**Task goal**
Count up the lines below containing the word "多段圆测量", and give the result with no other words.

Data about app and page elements
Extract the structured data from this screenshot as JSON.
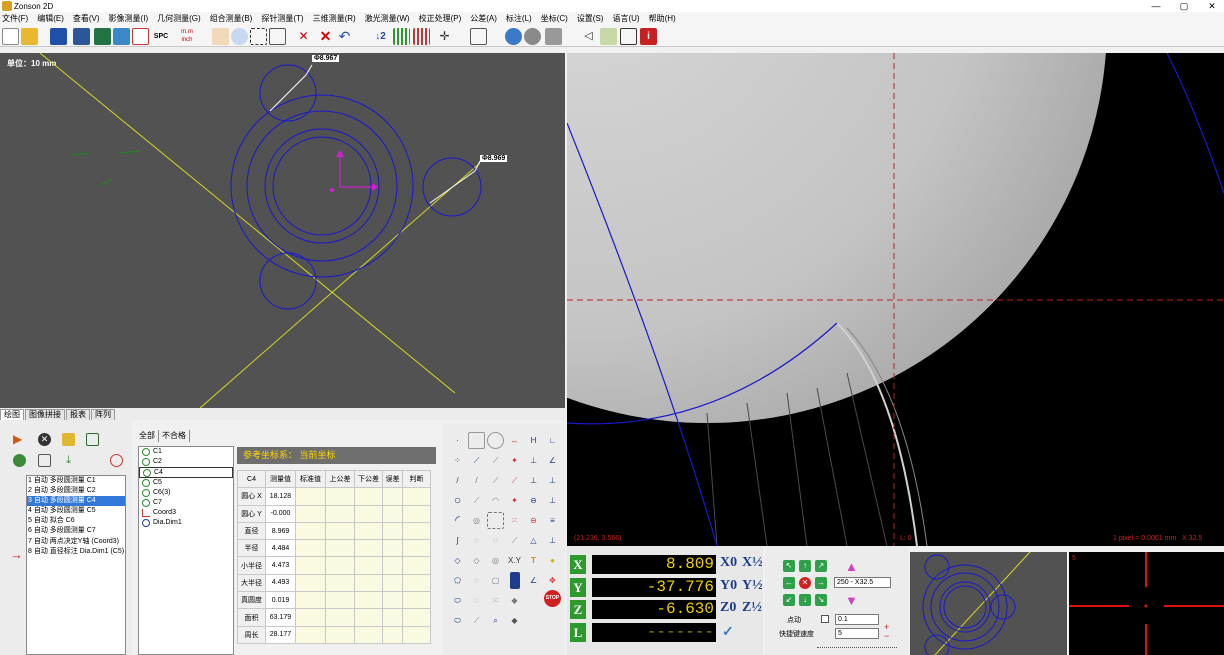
{
  "app": {
    "title": "Zonson 2D"
  },
  "window_controls": {
    "minimize": "—",
    "maximize": "▢",
    "close": "✕"
  },
  "menu": [
    "文件(F)",
    "编辑(E)",
    "查看(V)",
    "影像测量(I)",
    "几何测量(G)",
    "组合测量(B)",
    "探针测量(T)",
    "三维测量(R)",
    "激光测量(W)",
    "校正处理(P)",
    "公差(A)",
    "标注(L)",
    "坐标(C)",
    "设置(S)",
    "语言(U)",
    "帮助(H)"
  ],
  "toolbar": {
    "spc_label": "SPC",
    "mm_label": "m.m",
    "inch_label": "inch"
  },
  "cad": {
    "unit_label": "单位：",
    "unit_value": "10 mm",
    "dim1_label": "Φ8.967",
    "dim2_label": "Φ8.969"
  },
  "view_tabs": [
    "绘图",
    "图像拼接",
    "报表",
    "阵列"
  ],
  "features": [
    "1 自动 多段圆测量 C1",
    "2 自动 多段圆测量 C2",
    "3 自动 多段圆测量 C4",
    "4 自动 多段圆测量 C5",
    "5 自动 拟合 C6",
    "6 自动 多段圆测量 C7",
    "7 自动 两点决定Y轴 (Coord3)",
    "8 自动 直径标注 Dia.Dim1 (C5)"
  ],
  "feature_selected_index": 2,
  "arrow_marker": "→",
  "table_tabs": [
    "全部",
    "不合格"
  ],
  "elements": [
    "C1",
    "C2",
    "C4",
    "C5",
    "C6(3)",
    "C7",
    "Coord3",
    "Dia.Dim1"
  ],
  "element_selected_index": 2,
  "coord_header": {
    "label": "参考坐标系：",
    "value": "当前坐标"
  },
  "result_table": {
    "headers": [
      "C4",
      "测量值",
      "标准值",
      "上公差",
      "下公差",
      "误差",
      "判断"
    ],
    "rows": [
      [
        "圆心 X",
        "18.128"
      ],
      [
        "圆心 Y",
        "-0.000"
      ],
      [
        "直径",
        "8.969"
      ],
      [
        "半径",
        "4.484"
      ],
      [
        "小半径",
        "4.473"
      ],
      [
        "大半径",
        "4.493"
      ],
      [
        "真圆度",
        "0.019"
      ],
      [
        "面积",
        "63.179"
      ],
      [
        "周长",
        "28.177"
      ]
    ]
  },
  "tool_text": {
    "xy": "X.Y",
    "text": "T",
    "stop": "STOP"
  },
  "camera": {
    "coord_readout": "(21.236, 3.566)",
    "l_readout": "L: 0",
    "pixel_readout": "1 pixel = 0.0061 mm   X 32.5"
  },
  "dro": {
    "axes": [
      {
        "label": "X",
        "value": "8.809",
        "zero": "X0",
        "half": "X½"
      },
      {
        "label": "Y",
        "value": "-37.776",
        "zero": "Y0",
        "half": "Y½"
      },
      {
        "label": "Z",
        "value": "-6.630",
        "zero": "Z0",
        "half": "Z½"
      },
      {
        "label": "L",
        "value": "-------",
        "zero": "✓",
        "half": ""
      }
    ]
  },
  "jog": {
    "zoom_option": "250 - X32.5",
    "step_label": "点动",
    "step_value": "0.1",
    "speed_label": "快捷键速度",
    "speed_value": "5",
    "plus": "+",
    "minus": "−"
  },
  "mini2_label": "5",
  "colors": {
    "accent_yellow": "#f0d000",
    "axis_green": "#2e9a2e",
    "selection_blue": "#3178d8",
    "cad_bg": "#525252"
  }
}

**Written response**
5